While the group's first two albums- Backstreet Boys and Backstreet'sBack - did more than well enoughinternationally, the group's biggestphenomenon till date has been their1998 album, Millennium.
Millennium, though, is not abenchmark now, say the bandmates."On a personal level, our music isgoing to grow with us... Millenniumstays our biggest hit, but if we neverget back to the Millennium days, itdoesn't really matter," AJ says. "Seventeenyears is not bad, right?"
When the Backstreet Boys cameup with their single Incomplete in2005 after more than three yearssince their previous album Black & Blue, there received a mixed reaction.

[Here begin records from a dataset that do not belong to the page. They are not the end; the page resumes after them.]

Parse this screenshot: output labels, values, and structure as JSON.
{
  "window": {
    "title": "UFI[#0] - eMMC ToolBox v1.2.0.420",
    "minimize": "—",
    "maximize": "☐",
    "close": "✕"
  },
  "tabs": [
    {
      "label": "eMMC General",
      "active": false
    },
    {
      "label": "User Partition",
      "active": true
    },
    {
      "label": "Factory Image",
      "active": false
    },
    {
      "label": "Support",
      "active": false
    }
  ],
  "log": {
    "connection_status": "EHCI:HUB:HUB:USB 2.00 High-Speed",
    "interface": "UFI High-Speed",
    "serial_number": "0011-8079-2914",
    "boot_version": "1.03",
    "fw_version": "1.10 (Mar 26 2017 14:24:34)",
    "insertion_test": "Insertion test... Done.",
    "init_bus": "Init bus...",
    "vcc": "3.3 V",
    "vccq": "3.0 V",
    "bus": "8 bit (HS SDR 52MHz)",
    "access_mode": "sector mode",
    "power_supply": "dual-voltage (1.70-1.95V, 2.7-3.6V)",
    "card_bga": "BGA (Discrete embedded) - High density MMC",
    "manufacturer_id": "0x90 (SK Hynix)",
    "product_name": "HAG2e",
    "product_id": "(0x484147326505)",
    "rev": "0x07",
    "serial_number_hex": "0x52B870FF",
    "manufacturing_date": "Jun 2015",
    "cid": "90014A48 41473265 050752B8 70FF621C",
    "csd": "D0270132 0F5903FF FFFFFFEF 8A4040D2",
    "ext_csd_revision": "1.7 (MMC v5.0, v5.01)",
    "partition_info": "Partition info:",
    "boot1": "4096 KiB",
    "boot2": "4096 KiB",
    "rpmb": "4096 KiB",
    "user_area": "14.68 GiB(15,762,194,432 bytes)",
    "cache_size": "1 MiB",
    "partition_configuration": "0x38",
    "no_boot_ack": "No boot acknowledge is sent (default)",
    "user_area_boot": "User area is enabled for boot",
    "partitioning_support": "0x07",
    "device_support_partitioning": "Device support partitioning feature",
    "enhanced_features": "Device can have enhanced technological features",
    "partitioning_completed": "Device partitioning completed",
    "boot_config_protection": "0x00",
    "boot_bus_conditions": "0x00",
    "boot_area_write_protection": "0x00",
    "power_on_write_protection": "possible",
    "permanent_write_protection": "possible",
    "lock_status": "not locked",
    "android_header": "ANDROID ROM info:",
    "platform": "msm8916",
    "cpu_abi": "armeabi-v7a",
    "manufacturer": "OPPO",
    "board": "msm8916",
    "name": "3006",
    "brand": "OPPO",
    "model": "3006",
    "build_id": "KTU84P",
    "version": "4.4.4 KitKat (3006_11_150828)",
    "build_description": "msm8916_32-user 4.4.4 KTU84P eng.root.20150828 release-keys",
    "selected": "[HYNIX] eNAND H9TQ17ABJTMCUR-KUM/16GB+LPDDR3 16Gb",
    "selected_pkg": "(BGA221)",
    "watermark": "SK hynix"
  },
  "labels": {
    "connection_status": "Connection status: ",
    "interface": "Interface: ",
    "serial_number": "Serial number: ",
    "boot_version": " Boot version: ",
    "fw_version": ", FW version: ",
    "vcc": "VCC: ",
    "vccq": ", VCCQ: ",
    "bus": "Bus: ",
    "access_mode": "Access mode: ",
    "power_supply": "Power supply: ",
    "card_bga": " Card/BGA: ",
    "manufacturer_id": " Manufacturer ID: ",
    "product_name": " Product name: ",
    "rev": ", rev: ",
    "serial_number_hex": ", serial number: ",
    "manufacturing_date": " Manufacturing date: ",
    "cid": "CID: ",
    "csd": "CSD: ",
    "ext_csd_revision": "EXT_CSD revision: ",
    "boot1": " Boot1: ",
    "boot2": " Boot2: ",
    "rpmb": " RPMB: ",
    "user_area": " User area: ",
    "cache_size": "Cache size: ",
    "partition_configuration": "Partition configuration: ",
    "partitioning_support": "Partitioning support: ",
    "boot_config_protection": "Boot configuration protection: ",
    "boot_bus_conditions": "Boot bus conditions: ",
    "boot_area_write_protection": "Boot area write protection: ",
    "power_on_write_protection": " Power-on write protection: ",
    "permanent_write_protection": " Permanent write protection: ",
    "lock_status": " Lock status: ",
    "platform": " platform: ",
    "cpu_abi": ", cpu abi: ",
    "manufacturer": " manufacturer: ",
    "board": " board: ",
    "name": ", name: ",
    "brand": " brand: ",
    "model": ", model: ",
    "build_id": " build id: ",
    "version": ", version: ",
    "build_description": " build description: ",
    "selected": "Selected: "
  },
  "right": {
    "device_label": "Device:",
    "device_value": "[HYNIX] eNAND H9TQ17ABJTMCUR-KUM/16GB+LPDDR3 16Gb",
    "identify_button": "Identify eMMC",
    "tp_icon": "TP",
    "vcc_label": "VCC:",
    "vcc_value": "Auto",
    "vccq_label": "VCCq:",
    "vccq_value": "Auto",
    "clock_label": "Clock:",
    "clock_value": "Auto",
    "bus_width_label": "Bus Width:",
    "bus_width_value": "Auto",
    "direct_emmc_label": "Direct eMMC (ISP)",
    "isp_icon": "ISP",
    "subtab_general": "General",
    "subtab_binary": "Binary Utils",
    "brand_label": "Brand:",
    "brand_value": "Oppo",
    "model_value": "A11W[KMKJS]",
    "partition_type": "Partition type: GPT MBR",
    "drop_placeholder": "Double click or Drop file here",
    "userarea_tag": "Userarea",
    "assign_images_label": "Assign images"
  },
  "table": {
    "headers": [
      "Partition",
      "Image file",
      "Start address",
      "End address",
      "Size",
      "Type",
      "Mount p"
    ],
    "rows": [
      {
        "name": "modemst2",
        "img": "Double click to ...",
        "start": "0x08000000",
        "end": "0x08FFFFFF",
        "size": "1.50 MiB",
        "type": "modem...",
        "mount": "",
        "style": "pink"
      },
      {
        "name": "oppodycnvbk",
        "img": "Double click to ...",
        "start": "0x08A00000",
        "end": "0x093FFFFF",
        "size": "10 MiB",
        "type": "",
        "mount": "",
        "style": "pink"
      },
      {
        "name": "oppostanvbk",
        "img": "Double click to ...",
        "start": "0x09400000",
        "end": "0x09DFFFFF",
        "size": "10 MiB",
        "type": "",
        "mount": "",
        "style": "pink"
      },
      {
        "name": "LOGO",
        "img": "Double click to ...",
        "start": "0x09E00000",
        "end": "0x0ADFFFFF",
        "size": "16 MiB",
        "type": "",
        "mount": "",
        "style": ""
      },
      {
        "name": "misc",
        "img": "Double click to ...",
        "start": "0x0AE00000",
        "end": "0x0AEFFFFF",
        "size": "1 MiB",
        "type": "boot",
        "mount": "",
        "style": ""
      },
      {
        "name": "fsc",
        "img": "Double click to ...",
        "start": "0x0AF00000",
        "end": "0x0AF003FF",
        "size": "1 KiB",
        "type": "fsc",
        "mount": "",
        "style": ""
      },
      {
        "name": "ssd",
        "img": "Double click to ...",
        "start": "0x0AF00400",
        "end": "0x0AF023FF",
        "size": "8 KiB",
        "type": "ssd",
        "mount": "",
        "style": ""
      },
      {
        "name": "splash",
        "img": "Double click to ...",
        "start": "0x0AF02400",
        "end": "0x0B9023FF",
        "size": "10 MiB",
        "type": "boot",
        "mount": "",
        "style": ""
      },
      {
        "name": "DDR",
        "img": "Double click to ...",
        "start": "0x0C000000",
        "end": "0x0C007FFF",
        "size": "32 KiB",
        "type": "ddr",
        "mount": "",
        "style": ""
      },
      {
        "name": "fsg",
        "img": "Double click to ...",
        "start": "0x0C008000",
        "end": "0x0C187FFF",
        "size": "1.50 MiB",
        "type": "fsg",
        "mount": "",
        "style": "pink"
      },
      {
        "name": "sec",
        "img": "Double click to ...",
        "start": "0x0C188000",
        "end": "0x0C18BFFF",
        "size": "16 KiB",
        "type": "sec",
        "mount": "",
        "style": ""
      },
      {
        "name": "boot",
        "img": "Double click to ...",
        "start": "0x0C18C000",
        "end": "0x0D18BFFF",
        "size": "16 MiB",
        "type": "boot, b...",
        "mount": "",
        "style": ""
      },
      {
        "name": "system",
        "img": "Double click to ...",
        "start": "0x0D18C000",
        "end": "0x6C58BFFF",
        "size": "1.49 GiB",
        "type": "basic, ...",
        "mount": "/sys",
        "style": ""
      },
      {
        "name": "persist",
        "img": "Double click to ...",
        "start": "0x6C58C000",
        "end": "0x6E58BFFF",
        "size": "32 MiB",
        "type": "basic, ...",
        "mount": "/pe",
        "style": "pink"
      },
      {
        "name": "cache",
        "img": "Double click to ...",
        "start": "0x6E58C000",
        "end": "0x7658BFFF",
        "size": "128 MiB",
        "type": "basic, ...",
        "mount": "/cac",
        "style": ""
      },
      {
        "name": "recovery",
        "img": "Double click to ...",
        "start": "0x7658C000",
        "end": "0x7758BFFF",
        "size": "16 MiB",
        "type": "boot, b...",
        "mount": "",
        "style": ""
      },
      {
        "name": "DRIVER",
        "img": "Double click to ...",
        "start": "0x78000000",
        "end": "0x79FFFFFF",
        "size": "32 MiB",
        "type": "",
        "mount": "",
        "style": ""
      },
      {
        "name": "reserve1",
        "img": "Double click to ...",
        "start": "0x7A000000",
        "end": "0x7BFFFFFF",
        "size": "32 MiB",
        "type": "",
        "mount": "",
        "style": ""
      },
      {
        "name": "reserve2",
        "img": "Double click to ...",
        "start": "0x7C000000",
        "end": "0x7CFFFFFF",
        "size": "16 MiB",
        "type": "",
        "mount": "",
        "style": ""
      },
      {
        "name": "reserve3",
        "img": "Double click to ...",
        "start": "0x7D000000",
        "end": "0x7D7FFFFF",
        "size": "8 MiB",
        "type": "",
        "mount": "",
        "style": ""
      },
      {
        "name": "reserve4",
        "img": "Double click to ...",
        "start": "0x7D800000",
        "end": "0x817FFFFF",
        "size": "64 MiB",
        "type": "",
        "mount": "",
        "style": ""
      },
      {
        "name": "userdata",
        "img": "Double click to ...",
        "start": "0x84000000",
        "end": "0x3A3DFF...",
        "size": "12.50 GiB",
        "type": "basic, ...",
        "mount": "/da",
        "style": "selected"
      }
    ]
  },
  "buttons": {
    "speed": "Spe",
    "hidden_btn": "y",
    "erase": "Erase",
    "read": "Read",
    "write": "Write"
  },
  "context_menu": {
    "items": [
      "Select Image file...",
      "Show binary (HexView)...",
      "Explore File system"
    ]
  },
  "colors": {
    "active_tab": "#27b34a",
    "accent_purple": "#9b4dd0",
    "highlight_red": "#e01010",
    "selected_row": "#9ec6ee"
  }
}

"It's not easy being a popular artistein the top 40 as well as trying tostay in the top 40. Everything is gettingyounger and younger as musicprogresses. In the end we just wantto put out music we feel good performing.As far as how our style haschanged, we have tried to evolvewhat we feel comfortable. We'd liketo have our peers enjoy our style butultimately it's about doing what wefeel comfortable in," Nick says.
"We've all grown up," says Brian."We got a special cord with the audienceyears ago, and we're happywe're performing."
Though there have been ups anddown and spells when the membersconcentrated on solo careers, they'rehappy to be back. "We have a greatbond, we're family. Most bandsbreak, we haven't," Nick says.
What started out as a five-memberband was left with four after KevinRichardson announced his departurein 2006. This reunion, though,doesn't look like its happening. "He'smade his decision," says Nick. Theothers nod.
By a strange twist of fate, a songco-written by Backstreet Boys' AJwith OneRepublic's Ryan Teddar willnow feature in rival boy band Westlife'snew album, Where We Are.Called "Shadows", the song was purchasedby Simon Cowell's record labelfor a Leona Lewis album, andthen ultimately passed on to Westlifebecause the producers believed itwas better suited for a boy band.
Ask AJ about it and he says, "I wishI was in the studio when they (Westlife)cut it. I wish we could perform itsomeday but."
Backstreet Boys videos have beengrand affairs, be it "Backstreet'sback" or "Larger than life".
"This was in a time when everyband was trying to outperform andoutdo the other," Nick recalls.
"In fact, I had written the song -although I didn't pay for it. thankfully,"Brian chuckles. "It's a very expensivememory."
"Don't tell people we're crazy," areNick Carter's parting words.